[[ Supplied entries open ]]

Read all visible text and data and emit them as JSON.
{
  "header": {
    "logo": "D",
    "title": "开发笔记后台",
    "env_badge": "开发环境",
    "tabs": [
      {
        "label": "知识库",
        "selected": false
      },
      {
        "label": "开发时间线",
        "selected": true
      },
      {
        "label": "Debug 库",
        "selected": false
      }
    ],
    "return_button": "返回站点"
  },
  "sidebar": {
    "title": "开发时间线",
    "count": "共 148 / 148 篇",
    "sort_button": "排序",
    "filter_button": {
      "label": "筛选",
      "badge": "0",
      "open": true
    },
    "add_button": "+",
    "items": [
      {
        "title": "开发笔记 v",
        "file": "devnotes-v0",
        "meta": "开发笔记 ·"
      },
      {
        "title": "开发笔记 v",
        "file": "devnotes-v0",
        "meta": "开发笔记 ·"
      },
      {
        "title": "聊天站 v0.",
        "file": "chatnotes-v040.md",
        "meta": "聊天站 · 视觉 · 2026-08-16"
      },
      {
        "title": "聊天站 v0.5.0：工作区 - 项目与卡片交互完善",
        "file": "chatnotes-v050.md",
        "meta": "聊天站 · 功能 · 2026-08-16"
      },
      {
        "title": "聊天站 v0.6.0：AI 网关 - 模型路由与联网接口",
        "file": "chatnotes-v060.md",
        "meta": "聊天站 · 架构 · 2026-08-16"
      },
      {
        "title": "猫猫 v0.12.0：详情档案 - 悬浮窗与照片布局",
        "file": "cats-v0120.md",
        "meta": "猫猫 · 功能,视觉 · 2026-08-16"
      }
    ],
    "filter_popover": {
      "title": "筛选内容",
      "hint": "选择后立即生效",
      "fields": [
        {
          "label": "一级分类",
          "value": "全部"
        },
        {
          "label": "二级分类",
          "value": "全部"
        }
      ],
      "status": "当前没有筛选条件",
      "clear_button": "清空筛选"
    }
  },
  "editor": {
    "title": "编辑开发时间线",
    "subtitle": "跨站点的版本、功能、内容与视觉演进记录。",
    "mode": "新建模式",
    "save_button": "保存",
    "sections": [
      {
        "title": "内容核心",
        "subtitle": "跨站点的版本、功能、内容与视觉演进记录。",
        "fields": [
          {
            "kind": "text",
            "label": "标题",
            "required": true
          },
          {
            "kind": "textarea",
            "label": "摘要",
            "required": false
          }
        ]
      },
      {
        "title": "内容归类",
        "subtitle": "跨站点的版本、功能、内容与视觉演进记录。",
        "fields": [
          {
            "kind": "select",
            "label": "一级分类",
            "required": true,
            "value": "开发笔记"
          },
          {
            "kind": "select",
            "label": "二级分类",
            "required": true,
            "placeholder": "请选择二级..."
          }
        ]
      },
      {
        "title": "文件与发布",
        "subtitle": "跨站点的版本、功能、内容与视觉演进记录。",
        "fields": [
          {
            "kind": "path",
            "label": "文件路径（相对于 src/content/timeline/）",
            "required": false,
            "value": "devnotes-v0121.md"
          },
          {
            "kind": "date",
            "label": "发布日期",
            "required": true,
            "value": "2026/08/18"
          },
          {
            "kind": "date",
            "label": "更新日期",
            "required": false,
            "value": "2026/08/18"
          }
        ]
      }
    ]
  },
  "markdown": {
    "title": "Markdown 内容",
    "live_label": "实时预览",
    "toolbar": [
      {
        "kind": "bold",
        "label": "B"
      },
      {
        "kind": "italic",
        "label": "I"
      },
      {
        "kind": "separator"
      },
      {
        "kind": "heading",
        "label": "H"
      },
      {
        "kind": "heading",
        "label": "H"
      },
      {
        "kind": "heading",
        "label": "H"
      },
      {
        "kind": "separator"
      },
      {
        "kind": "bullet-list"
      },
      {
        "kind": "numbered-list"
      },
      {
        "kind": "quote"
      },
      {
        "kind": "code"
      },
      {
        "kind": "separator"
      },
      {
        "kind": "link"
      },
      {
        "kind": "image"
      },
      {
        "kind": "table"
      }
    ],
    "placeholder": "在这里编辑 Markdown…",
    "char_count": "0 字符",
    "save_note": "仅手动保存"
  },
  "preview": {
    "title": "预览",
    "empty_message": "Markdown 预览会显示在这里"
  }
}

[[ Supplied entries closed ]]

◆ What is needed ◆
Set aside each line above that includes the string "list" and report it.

◆ Answer to the exercise ◆
        "kind": "bullet-list"
        "kind": "numbered-list"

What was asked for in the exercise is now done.